The other funny thing is that wisdom is always assumed when someone tells you that the world is worse than what you thought it was. I really do not know whether it is a deep streak of pessimism buried in the human psyche or it is just that it is difficult for someone to pontificate effectively unless he has gloom to spread. I have always loved to be exposed to a different view of the world that is not that gloomy. If, say, the choice is between the perspective of a world run by villains, say, or one of a world run by bumbling fools, give me the latter any day!

You do claim to want to be happy, don’t you? Then, why avoid something that can make you laugh?

“Some cause happiness wherever they go; others whenever they go” – Oscar Wilde

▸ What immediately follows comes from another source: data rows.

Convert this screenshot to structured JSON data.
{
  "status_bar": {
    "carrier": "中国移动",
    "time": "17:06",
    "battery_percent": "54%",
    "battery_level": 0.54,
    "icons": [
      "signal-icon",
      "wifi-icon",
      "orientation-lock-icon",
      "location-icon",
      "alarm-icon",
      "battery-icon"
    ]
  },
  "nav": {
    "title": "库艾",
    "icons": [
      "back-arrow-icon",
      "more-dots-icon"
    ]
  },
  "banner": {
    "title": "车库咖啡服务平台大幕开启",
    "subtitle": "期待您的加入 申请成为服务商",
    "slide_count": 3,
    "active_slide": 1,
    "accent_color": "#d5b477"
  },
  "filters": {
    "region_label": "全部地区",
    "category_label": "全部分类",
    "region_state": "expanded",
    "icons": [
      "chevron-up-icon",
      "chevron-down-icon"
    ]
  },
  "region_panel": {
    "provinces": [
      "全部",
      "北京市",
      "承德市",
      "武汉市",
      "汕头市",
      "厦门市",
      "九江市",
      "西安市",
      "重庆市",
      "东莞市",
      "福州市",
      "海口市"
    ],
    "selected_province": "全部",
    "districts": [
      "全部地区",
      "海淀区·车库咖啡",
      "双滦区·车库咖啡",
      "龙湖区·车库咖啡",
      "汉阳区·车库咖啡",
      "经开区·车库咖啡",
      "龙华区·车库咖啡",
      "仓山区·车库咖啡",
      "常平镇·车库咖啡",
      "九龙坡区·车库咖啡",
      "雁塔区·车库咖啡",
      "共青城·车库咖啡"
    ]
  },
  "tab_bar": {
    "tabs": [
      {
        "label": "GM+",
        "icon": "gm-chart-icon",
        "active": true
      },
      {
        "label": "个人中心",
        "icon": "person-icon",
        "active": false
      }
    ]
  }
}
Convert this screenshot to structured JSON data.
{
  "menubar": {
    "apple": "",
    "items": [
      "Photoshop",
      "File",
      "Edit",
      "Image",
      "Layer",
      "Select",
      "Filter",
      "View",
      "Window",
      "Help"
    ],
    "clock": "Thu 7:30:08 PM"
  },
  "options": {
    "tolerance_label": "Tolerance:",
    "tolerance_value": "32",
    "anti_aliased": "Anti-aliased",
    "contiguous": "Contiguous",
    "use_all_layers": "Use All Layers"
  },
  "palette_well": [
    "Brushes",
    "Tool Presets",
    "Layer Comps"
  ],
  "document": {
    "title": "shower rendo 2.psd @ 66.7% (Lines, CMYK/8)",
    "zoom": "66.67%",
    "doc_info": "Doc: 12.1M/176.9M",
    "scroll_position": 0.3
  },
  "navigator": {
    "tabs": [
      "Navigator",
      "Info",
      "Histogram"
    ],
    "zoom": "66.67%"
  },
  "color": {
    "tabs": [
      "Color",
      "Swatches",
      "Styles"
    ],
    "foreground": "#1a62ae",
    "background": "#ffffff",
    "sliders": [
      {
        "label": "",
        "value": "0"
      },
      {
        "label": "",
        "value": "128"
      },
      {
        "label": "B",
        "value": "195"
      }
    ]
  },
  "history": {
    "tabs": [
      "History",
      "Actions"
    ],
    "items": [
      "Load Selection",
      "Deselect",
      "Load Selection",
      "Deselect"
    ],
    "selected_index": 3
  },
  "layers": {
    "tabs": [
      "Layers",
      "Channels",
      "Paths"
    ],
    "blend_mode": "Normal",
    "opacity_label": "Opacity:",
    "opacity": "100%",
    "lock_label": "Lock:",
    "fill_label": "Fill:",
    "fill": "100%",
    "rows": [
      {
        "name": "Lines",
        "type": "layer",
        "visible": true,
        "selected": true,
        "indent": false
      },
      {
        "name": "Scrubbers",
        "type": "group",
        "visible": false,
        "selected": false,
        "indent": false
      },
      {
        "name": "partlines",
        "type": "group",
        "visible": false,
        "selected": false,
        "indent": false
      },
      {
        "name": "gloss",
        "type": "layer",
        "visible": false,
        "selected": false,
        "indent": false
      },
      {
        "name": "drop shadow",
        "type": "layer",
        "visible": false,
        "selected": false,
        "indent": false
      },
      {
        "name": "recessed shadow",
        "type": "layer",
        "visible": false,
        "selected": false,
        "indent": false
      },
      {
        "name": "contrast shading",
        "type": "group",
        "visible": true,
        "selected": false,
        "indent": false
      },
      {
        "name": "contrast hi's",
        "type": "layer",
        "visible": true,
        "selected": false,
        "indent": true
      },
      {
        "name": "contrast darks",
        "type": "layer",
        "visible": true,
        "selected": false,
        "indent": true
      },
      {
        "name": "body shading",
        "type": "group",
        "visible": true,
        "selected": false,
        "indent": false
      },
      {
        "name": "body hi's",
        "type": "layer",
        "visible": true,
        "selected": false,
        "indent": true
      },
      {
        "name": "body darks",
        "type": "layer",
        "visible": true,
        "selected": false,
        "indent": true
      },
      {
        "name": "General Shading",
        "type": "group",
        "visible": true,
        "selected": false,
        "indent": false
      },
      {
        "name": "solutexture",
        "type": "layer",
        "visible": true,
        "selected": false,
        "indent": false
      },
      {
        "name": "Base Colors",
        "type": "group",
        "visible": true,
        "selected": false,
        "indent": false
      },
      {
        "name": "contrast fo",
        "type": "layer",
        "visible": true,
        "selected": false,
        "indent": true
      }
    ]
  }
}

All thinking, all wisdom and all progress is supposed to aim at increasing happiness. Tap any person on the shoulder and ask him if he would be happy or unhappy, there are no prizes for the right answer. If, indeed, you would be happy and if you are not masochistic, why would you not read books that make you laugh?

Almost all problems – personal and social – arise primarily because we humans take ourselves too seriously. If only we would learn to lighten up a bit; admit to ourselves that there is a strong possibility that the Universe actually does not revolve around us; and learn to laugh at ourselves, the world would be a far better place to be in. For a start, at least pick up a humour book and read it. Who knows, even if the world does not change for the better, you may!

Article contributed by: Suresh Chandrasekaran (C. Suresh)

Suresh1Fiction has been an addiction but the need to make a living took Suresh through Chemical Engineering and a PGDM at IIM-Bangalore and, from thence, to a long 16 year stint in the area of finance with specific expertise in fertilizer subsidies at IFFCO and a further two years as consulting expert in the same area. That, in his words, about sums up the boring part of his life, except for the people he was privileged to meet.

Born on 27 September 1963 in Chennai, Suresh can be a dithering Libran most of the times. A company town upbringing at Neyveli and Engineering at Annamali University, Chidambaram was leavened by management education at IIM-Bangalore and, later, working life at IFFCO, New Delhi. Having decided very early in life to write full-time after securing a financial future – which also incidentally meant that he remained single in order to make it as early as possible – he quit employment at the age of 41 and his consultancy at 43, and returned to Bangalore.

Otherwise, he can be described as a mess of contradictions – a bookworm but avid trekker; alone but never lonely; enjoys solitude but loves company; lazy but a perfectionist, the litany is endless. Trekking, which side-tracked him from the writing for which he quit his job, is a major passion and he does, at least, one trek in the Himalayas every year in addition to numerous local treks.

He reignited his passion for writing with a fairly popular blog www.jambudweepam.blogspot.in. The blog has been rated among the Top 5 humour blogs in India, twice in succession – in 2014 and 2015 – by BlogAdda, and has also been listed third among the Top Humour Blogs by Baggout.

He is author of a humour book – A Dog Eat Dog-Food World, has a short story published in a collection Uff Ye Emotions and has edited and written a novelette in an ebook anthology Sirens spell danger. On Facebook, where he is more active, he can be accessed at /suresh.chandrasekaran.75. He does have a twitter handle – @CSuresh16 – but he has no handle on using it regularly.